Just hearing from her made me want to leave. But it also made me realize something else, something more important–I am applying for the wrong jobs. Doing a job just for the money is not who I am. It is highly inconvenient and sometimes annoying, but it’s just not me. I am not one of those people who can just suck it up. At least not right now, I’m way too young and stubborn for that.

No wonder I have been feeling so off. At times, even miserable. So unmotivated. So un-psyched. Not me, not at all. The trips to Bishop help, a lot, but after a few days of being back here, the stoke wears off and I’m back into the funk.

WAKE UP GEORGIE. With this year coming to an end, a year of doing nothing but traveling and being true as hell to myself, why have I fallen back into this cycle? Oh well. At least I’m aware of it. It’s a practice.

I asked myself this question this morning–what do you want to do? If you could make money doing ANYTHING, what would it be? And the answer was clear–somehow combine yoga, climbing, and the outdoors to help people heal. Heal from addictions, behavioral issues, abuse, eating disorders, trauma, PTSD, stress, being a part of this crazy world.
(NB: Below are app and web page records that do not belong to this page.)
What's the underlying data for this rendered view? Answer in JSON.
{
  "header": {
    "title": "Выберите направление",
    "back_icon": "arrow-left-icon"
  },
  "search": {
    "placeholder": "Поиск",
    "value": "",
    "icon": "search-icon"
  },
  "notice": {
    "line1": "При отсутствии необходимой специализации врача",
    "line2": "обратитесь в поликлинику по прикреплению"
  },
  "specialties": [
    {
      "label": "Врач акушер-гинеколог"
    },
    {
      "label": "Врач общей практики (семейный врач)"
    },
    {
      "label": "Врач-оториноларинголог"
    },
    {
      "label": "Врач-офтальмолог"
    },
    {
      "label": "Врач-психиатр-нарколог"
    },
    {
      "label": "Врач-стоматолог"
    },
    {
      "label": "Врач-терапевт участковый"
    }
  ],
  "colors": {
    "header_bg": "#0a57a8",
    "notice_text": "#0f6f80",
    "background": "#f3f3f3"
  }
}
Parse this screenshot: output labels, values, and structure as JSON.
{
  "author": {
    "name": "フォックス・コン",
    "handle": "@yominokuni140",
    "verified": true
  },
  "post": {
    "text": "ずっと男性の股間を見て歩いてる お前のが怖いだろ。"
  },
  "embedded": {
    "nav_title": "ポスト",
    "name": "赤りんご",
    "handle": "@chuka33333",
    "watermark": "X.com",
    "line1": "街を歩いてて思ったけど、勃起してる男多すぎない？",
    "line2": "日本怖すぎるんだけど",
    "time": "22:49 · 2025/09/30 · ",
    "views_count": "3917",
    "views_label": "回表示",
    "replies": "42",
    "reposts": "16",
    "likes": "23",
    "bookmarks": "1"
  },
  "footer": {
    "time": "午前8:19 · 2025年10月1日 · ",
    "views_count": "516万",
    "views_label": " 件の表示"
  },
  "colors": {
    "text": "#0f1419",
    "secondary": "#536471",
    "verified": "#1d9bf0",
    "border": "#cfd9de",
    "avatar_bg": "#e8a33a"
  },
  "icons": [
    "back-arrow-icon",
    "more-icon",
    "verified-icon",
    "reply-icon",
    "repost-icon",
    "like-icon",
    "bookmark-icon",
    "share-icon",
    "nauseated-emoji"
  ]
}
I’ve always known I want to do that. I have no idea why I haven’t acted on it more so.

Oh well. At least I’m aware of it. It’s a practice.

Thanks Maggie for the message, thank you for reading, thanks climbing and yoga for keeping me true to myself and making me feel extremely miserable when I’m not acting like myself, thanks Mom and Dad for putting up with me and loving me, thanks to all of my friends, thanks Bishop, and thank you 2012.

And happy holidays. Love to you all.